### RECORDS SHOWN
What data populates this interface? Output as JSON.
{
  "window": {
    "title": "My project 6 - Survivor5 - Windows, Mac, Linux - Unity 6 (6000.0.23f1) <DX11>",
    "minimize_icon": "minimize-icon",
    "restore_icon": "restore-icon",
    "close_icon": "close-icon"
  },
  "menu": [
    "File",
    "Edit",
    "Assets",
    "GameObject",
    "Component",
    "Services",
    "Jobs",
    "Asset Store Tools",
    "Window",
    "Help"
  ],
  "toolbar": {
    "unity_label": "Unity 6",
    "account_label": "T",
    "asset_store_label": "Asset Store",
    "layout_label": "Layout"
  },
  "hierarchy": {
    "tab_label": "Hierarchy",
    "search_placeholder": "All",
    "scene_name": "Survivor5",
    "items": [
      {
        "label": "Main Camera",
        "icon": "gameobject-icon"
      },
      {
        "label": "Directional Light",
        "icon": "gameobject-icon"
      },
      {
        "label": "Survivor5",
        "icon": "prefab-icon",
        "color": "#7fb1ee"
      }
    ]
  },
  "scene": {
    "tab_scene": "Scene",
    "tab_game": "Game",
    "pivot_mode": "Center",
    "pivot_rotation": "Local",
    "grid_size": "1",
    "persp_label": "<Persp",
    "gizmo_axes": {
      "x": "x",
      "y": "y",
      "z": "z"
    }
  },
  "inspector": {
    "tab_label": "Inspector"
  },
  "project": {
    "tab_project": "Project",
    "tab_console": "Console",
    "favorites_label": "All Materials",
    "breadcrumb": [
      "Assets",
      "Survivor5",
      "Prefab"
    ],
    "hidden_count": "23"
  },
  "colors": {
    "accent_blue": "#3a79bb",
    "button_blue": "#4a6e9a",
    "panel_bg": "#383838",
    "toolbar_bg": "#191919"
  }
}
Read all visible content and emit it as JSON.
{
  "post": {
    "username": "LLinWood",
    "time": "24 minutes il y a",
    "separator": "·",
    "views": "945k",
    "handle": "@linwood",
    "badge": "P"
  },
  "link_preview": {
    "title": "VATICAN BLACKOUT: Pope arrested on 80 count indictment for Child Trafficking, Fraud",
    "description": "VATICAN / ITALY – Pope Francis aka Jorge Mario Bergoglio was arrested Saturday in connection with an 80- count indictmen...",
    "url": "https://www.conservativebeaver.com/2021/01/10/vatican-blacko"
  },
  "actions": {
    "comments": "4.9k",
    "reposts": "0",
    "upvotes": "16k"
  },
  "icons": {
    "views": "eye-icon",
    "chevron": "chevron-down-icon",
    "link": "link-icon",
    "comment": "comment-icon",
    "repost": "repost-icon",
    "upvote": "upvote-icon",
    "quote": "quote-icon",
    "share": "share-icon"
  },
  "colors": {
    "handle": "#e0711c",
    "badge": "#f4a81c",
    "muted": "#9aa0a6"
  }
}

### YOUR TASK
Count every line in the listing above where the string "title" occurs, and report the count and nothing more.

### RESPONSE AREA
2